The cause of the capsize of TOMOZURU was the lack of stability that resulted from the so called "Top Heavy Structure". The Navy who demanded excessively heavy armaments and the shipbuilders who accepted these demands were responsible for this incident.
TOMOZURU's capsize forced the Japanese Navy to fundamentally rethink the stability of their vessels. A remodeling plan was made individually for every vessel, and shipbuilders carried out all of the remodeling plans during 1934~35 (Fig.5). The designs of all of the vessels under construction at that time were reconsidered from scratch.
* The torpedo boat TOMOZURU capsized due to her
top-heavy structure. Current shipbuilders have valuable experience and
confidence in their knowledge of stability. However, we must remember the
difficulties of shipbuilders in the past and make the best use of the
knowledge that our predecessors gave us.

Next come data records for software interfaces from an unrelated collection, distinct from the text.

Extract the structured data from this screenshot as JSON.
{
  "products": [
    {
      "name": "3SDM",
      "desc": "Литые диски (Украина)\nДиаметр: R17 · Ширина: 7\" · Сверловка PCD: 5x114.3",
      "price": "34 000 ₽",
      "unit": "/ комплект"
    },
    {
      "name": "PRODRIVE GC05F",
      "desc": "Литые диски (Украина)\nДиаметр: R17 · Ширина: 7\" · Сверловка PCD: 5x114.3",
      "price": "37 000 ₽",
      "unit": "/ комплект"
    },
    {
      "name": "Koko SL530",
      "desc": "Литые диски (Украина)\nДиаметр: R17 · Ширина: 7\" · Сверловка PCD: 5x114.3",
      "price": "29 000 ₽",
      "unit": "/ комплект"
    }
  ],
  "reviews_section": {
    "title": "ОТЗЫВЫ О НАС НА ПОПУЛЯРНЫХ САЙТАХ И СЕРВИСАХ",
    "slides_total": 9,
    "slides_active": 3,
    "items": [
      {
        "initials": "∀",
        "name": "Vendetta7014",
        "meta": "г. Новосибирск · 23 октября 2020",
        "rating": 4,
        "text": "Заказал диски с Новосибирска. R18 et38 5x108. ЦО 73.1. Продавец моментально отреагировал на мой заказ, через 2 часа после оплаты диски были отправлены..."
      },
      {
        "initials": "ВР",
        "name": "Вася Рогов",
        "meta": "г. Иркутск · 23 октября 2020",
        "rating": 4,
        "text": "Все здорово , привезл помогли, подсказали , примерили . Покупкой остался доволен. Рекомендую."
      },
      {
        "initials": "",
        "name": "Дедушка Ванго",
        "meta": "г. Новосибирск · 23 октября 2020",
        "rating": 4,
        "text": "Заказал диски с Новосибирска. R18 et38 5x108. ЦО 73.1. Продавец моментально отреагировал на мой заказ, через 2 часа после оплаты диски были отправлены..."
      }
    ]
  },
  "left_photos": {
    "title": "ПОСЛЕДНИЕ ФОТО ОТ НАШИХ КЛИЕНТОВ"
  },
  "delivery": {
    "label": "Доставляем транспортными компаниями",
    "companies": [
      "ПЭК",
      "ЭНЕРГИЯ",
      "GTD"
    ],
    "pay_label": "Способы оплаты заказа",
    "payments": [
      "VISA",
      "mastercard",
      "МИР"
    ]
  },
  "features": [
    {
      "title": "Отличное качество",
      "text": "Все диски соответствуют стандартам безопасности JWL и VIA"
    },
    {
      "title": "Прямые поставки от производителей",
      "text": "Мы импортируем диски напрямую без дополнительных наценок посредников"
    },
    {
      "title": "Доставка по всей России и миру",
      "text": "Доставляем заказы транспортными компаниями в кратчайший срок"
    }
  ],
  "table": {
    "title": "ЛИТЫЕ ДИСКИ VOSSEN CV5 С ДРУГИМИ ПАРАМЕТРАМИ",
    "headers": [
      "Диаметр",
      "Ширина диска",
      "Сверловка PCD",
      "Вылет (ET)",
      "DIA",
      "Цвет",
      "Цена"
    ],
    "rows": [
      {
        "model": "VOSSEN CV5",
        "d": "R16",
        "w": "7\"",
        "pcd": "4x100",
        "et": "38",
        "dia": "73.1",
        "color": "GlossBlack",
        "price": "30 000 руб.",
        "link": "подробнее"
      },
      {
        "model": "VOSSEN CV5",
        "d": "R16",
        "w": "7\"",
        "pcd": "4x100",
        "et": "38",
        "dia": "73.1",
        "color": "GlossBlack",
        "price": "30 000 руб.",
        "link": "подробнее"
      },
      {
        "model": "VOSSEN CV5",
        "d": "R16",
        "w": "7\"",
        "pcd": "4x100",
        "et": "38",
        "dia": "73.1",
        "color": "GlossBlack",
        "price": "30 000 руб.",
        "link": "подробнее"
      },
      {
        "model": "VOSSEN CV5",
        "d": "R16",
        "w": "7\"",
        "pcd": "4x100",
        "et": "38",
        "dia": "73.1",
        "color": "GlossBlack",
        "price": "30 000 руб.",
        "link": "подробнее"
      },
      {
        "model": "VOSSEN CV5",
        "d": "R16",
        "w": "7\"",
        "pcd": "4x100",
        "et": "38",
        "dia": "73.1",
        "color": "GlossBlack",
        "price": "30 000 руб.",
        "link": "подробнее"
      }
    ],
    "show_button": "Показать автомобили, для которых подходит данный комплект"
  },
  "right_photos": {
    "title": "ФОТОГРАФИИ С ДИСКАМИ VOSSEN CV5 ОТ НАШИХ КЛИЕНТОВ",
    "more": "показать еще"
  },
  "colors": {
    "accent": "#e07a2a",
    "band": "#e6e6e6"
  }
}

One background issue of TOMOZURU's case was a severe
demand for increasing the fighting power of each vessel under the
restrictions of the disarmament treaty. In November 1921, the US, the
British Empire, France, Italy and Japan formed a disarmament committee in
Washington D.C. In this committee, they decided that each nation should
restrict the total weight of her vessels. The US, the British Empire,
France, Italy and Japan agreed to restrict the total weight of each
country's vessels according to the ratios 5, 5, 1.75, 1.75, and 3.
From October 23 to 26 in 1944, the Japanese Navy was
soundly defeated by the US in the battle of the Philippine Sea. After the
battle, the US 3rd fleet under the control of Admiral Halsey was assigned
to attack Leyte Island. The 3rd fleet appeared east of the Philippines and
attacked Luzon Airfield after two weeks resting in Ulithi on December 13.
Task Group 38 carried out the attack under the control of Vice Admiral
Kindly loan from Mr. KOBAYASHI, Hideo rapport at (Yokohama National University)